  14. What a great day at the museum. We had a similar one at an air museum near Denver a few years back when our grandson was four. He has wanted to be a jet pilot ever since.

  15. Awwww..that is precious. It looks like you all had a wonderful time at the museum. It was nice that there was a special place for the little ones too....

  16. "...where the eye sees the world as one vast plain, and one boundless reach of sky" sounds like a little bit of heaven, but it's certainly more possible when seen anew through the eyes of a two-year-old. You're so lucky to have Micah nearby and to able to spend so much time with him; they do grow up so fast!

    And yes, "real men" DO carry diaper bags!:)

  17. Troutbirder, Micah isn't quite old enough to establish a dialogue with him, but he provides plenty of nonverbal clues and sound effects. From what I could gather, he seems to favor the idea of becoming a pilot too. I think it's important to present all kinds of different occupational options to youngsters as they grow up. Then work becomes a natural extension of play and maybe even a bit enjoyable. I'm glad your grandson has a goal in mind even at such a young age. Maybe he will apply himself in school that much more than if he had no idea what he wants to be when he grows up.

    Hi, Michelle. Spending a day with a child and exploring his or her interests works wonders for one's outlook on life.

  18. Rose, your comment came up just as I was adding mine. Doesn't it seem like Longfellow had a bit of the prophet in his poetry--maybe some divine inspiration peeking through? He must have dreamed of flying too. You know, I don't remember SAM carrying the diaper bag all that much when our kids were little. He was usually the one toting the camera and snapping the pics. Yes, we are really blessed to be close enough now to see Micah at least once a week. He is definitely one of the silver linings in our cloud of SAM's job loss.

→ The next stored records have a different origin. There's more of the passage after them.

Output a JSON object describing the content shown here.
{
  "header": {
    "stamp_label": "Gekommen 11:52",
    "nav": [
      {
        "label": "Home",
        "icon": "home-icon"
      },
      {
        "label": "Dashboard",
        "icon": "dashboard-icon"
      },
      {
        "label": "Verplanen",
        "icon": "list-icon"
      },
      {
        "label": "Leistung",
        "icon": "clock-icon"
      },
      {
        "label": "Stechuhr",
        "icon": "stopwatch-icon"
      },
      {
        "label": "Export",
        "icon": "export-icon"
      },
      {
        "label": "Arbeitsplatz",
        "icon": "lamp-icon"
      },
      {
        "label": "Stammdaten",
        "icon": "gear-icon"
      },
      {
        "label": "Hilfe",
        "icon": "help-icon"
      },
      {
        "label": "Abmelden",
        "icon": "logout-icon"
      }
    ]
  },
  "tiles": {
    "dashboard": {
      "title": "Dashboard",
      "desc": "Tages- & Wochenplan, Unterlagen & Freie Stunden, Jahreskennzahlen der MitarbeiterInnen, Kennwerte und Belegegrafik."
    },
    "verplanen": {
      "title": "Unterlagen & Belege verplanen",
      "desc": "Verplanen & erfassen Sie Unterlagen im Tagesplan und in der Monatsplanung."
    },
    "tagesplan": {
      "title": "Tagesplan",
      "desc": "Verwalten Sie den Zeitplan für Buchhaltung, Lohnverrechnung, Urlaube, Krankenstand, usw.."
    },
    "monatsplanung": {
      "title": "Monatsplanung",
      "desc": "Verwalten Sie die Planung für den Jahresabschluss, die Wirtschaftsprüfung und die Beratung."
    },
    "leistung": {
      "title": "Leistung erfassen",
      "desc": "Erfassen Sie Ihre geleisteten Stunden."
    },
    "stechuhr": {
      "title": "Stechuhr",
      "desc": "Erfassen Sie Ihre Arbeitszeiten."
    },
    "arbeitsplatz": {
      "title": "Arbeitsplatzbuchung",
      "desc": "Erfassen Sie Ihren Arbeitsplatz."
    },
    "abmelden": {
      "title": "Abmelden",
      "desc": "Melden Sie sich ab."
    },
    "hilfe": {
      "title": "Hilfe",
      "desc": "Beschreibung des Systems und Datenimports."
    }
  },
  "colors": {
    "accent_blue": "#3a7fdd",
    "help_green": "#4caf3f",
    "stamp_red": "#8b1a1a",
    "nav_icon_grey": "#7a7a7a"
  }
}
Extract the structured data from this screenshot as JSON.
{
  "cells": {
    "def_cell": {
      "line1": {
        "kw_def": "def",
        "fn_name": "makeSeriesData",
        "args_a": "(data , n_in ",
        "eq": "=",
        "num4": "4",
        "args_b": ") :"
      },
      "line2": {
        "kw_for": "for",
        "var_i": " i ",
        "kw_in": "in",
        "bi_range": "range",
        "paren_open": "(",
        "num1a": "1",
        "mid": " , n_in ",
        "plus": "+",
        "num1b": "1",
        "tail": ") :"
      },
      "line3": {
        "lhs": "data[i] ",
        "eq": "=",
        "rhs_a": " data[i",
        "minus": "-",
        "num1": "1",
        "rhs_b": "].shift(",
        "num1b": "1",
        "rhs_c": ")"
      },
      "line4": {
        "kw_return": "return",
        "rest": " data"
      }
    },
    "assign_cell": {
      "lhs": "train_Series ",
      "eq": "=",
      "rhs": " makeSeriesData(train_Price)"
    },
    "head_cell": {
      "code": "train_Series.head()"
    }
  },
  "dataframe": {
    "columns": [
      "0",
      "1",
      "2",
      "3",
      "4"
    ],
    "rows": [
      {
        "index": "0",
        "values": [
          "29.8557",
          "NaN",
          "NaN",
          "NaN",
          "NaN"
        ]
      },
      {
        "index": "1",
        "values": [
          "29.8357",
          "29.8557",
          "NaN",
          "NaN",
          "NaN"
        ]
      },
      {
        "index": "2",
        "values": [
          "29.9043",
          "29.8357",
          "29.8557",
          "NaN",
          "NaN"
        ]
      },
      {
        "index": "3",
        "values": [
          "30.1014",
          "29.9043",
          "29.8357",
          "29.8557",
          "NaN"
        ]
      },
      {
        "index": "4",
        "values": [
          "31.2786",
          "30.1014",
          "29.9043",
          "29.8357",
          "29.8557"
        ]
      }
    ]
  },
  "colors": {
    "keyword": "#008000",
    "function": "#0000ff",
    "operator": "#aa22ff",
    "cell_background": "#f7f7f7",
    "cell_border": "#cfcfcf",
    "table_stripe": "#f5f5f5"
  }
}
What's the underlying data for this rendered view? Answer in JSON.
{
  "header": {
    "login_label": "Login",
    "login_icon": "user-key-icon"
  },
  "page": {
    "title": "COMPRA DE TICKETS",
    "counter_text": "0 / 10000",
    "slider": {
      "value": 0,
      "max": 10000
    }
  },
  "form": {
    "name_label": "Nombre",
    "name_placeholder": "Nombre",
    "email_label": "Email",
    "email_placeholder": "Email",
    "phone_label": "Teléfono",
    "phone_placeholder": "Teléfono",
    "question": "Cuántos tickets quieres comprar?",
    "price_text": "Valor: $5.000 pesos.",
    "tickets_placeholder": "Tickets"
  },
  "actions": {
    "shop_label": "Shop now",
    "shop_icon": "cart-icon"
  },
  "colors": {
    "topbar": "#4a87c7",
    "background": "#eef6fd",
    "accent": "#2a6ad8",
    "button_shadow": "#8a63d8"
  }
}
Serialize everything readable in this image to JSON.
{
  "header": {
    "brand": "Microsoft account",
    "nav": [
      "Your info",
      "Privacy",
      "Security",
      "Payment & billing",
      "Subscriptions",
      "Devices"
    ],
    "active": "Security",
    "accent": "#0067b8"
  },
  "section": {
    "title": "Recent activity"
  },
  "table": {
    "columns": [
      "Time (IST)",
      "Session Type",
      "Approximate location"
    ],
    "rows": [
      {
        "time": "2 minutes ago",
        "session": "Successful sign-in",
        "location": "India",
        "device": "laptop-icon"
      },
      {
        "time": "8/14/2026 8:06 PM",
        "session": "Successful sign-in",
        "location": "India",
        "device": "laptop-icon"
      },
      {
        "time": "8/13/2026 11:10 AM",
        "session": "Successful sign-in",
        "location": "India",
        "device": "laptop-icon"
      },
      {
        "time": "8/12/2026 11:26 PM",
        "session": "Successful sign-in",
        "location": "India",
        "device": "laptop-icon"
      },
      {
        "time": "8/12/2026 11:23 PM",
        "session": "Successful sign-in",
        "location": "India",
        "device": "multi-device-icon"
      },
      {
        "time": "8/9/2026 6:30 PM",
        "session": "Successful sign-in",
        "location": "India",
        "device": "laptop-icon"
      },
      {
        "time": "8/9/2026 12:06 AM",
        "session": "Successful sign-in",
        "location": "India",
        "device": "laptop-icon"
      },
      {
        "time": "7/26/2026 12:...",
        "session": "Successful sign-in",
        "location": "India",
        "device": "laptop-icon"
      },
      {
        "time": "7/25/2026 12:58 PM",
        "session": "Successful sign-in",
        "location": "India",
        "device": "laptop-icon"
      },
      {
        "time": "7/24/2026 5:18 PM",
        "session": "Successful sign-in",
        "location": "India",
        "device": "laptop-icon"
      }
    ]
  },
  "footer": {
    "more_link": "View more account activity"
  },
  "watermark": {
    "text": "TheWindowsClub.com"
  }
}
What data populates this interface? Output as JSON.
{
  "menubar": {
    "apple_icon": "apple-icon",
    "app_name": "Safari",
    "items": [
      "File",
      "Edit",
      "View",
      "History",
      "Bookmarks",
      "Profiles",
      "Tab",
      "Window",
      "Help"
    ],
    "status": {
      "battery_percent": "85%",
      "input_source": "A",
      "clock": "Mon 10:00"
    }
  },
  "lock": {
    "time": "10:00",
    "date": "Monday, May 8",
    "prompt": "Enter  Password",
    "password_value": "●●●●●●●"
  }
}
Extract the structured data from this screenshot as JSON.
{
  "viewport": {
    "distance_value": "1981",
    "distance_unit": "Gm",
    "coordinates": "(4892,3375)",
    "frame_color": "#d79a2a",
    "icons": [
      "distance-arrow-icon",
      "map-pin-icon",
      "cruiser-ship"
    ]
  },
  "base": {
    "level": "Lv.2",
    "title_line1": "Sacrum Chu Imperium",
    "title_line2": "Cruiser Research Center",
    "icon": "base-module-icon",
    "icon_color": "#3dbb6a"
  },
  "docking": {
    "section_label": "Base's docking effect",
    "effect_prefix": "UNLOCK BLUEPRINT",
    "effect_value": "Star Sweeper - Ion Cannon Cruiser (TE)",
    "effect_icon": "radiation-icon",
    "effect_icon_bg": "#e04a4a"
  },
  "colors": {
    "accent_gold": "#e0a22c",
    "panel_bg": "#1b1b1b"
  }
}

  19. Beautiful poem, and I love the sharing day you guys had with little Micah...perfect.